Sophomore Brandy Joyce’s shop class stinks like a dank fish tank.

Actually, it smells like seven dank fish tanks as large as 1,500 gallons, swirling with tilapia, tautog, largemouth bass, koi, and red belly turtles.

“This shop is why I’m here,” said Joyce, a student at Upper Cape Regional Technical School in Bourne, Mass., who breeds zebra fish in the school’s environmental technology lab. She plans on going to college, and maybe then getting a doctorate.

The smell of sawdust from carpentry classes still wafts down the hall at Upper Cape Tech and other technical high schools across the country. But a new crop of course work–biotechnology, DNA forensics, robotics, golf-course management, aquaculture–has enlivened traditional vocational education shops.

The offerings have helped fuel an apparent surge in vocational education enrollment across the country in the last five years. The swell in traditional and newfangled shop classes comes, however, at a time when federal funding for the programs is again in danger.

The Bush administration has proposed eliminating federal money earmarked for vocational education for the second consecutive year. Although Congress re-appropriated $1.3 billion in the last budget, the funding is back on the chopping block.

The proposed cut comes after a U.S. Department of Education (ED) report to Congress showed that enrollment in vocational education has soared by 57 percent, to 15.1 million in 2004 from 9.6 million in 1999.

ED has said it wants to shift the money to a high school reform initiative that includes grants targeting ninth graders and more student assessments. The department questions the accuracy of the congressional report because the numbers are self-reported by states.

“On the whole, we are not getting the results we should be” from vocational education, said Holly A. Kuzmich, the deputy assistant education secretary for policy. “Our goal is to make sure students are on grade level in reading and math, graduating and ready for the jobs of the 21st century.”

The majority of vocational school funding comes from state and local sources. Schools such as Upper Cape Tech, however, use their share of the $1.3 billion federal allotment for seed money for new programs and teacher development.

“To me, it would bring us to our knees,” said Leo Bedard, who supervises the environment technology program, of the proposed funding cut. “We wouldn’t have any of those high-tech programs.”

That high-tech list is long: students building solar panels and wind turbines to produce electricity used in classrooms; races with classroom-built robots; computer networking certifications–even the carpentry students are using plastic foam to build a better insulated press box for a minor league baseball team.

“It’s not your grandfather’s trade school,” said Upper Cape Principal Kevin Farr.

In Mesa, Ariz., the East Valley Institute of Technology launched a golf-course management class with about 50 students spending part of their day learning about different types of grass, growing vegetation in a desert climate, and designing new greens, fairways, and water hazards.

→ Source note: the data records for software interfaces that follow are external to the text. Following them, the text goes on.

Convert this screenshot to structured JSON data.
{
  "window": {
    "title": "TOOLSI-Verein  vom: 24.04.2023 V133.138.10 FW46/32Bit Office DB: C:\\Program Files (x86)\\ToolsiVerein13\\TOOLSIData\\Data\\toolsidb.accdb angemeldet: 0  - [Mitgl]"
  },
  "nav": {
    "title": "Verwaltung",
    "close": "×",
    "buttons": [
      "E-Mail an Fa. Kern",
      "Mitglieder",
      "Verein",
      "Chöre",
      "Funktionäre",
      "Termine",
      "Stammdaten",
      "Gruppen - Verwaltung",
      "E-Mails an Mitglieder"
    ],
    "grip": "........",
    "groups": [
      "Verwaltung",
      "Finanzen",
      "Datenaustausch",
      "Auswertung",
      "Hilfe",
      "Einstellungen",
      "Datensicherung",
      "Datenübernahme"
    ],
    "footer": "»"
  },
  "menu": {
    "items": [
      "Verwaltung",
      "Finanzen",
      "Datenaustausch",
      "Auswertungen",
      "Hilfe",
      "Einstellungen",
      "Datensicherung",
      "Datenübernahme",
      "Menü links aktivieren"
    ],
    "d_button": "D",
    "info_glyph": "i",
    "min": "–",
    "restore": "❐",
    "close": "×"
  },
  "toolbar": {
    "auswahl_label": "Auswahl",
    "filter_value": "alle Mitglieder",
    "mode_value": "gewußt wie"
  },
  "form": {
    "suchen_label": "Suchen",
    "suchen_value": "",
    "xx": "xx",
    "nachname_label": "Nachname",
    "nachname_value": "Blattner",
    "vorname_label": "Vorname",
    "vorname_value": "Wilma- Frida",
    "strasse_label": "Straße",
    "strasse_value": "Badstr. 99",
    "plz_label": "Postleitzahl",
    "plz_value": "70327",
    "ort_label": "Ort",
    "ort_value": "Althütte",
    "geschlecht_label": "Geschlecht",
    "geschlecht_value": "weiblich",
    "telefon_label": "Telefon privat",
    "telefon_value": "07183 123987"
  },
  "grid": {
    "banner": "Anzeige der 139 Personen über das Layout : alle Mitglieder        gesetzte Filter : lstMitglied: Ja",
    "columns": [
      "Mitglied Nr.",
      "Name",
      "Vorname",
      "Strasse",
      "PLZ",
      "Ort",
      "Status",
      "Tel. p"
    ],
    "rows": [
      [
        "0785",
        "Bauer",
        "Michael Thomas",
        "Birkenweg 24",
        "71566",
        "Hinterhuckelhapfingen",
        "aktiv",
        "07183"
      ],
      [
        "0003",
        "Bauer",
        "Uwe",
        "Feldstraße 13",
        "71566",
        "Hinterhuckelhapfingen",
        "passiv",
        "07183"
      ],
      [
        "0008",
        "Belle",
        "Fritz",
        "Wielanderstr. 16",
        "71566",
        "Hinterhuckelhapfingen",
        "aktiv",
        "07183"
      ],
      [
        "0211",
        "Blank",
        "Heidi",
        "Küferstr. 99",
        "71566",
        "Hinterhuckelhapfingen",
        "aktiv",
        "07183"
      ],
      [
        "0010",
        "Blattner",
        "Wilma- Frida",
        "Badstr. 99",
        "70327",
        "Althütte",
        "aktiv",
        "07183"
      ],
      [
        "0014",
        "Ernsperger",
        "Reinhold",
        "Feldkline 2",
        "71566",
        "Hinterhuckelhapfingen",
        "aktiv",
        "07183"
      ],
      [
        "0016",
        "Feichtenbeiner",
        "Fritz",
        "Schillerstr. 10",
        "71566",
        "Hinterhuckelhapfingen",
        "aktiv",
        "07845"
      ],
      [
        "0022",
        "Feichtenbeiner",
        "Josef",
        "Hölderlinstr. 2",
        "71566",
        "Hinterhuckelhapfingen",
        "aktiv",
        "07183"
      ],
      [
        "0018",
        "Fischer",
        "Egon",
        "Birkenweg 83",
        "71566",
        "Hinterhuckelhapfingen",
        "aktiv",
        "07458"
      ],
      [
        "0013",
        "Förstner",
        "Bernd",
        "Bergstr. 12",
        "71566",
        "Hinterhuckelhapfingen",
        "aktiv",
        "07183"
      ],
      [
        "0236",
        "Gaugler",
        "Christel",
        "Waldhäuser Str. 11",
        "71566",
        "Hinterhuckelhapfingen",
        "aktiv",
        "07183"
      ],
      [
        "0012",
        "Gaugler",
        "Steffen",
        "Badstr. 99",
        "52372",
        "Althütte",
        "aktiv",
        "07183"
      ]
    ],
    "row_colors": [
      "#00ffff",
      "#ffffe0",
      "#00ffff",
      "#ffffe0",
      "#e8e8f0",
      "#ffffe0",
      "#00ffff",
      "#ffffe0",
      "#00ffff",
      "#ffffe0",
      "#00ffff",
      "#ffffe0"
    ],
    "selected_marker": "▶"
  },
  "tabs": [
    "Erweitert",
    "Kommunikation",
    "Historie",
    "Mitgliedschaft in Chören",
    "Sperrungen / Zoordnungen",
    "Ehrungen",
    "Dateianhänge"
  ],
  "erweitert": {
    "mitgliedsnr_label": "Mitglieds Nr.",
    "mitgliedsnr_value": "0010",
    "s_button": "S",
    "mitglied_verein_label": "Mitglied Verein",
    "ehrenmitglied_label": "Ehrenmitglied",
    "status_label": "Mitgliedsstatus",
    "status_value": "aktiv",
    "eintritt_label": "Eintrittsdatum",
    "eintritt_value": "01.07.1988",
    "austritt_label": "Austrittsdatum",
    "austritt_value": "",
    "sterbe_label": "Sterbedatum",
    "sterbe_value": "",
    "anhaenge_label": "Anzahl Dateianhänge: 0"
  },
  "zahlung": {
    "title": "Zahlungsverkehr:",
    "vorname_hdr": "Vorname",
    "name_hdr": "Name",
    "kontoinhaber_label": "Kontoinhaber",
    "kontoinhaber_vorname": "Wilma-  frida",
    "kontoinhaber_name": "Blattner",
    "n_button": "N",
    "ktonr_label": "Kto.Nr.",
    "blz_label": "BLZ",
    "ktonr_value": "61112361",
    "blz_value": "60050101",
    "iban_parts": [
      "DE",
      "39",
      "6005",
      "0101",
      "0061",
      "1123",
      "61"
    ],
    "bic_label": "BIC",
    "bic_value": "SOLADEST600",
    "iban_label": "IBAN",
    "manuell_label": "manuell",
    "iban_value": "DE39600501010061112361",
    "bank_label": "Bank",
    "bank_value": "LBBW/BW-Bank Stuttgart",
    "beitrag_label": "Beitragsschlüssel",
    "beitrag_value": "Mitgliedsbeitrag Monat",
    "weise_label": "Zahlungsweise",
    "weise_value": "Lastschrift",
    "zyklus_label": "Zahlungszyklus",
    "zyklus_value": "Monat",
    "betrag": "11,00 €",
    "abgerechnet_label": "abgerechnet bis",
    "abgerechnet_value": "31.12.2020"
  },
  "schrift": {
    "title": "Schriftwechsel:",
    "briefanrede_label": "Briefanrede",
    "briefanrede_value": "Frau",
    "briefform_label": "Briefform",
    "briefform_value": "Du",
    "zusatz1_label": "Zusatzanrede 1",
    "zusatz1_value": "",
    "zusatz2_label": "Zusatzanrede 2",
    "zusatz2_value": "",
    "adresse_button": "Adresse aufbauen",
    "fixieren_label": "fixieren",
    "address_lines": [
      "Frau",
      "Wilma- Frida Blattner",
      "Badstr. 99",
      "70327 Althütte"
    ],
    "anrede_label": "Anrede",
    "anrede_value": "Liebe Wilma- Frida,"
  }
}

The Greater Johnstown Career and Technology Center in Pennsylvania has 30 teenagers wading into the world of DNA. In a biotechnology lab, the students match mock criminal suspects with crime-scene evidence, grow cell-tissue cultures, and plan to begin working with stem cells.

“People still think of it as vocational education instead of career education,” said Rosalind Servinsky, who teaches Johnstown’s biotechnology class. “We are trying to change that thinking. These are no longer the slow kids who can’t go to college.”

In Massachusetts, vocational enrollment has jumped 21 percent in the past 11 years. Upper Cape Tech, which received $135,000 in federal funds last year in a total budget of about $8 million, has accepted 180 students as incoming freshman, and has another 180 on a waiting list.

Advocates insist that the hands-on work in shops gives students who might have struggled in the past a sense of purpose that carries over into academic classes.

“We want kids to take pride in their work,” Bedard said. “We want them to feel ownership.”

In the environmental technology lab, Erick Feleciano, 15, scraped mineral crust off of a glass tube used to maintain water quality in the tilapia tank.

In another corner of the airy lab is a contraption made with a 50-gallon drum that students use to convert used vegetable oil from deep fryers in the culinary arts classes into diesel fuel.

Away from the noise, Joyce tends her minnow-sized zebra fish, keeping tabs on the water temperature and PH level, and thinking about how she ended up there.

“I thought, tech school, I don’t want to go to tech school,” Joyce recalled as she chased a silver flash of a fish with a small net. “Then I came here and saw something I was actually interested in.”

Links:

Upper Cape Tech
http://www.uppercapetech.com/

East Valley Institute of Technology
http://www.evit.com/

Greater Johnstown Career and Technology Center
http://www.gjctc.tec.pa.us/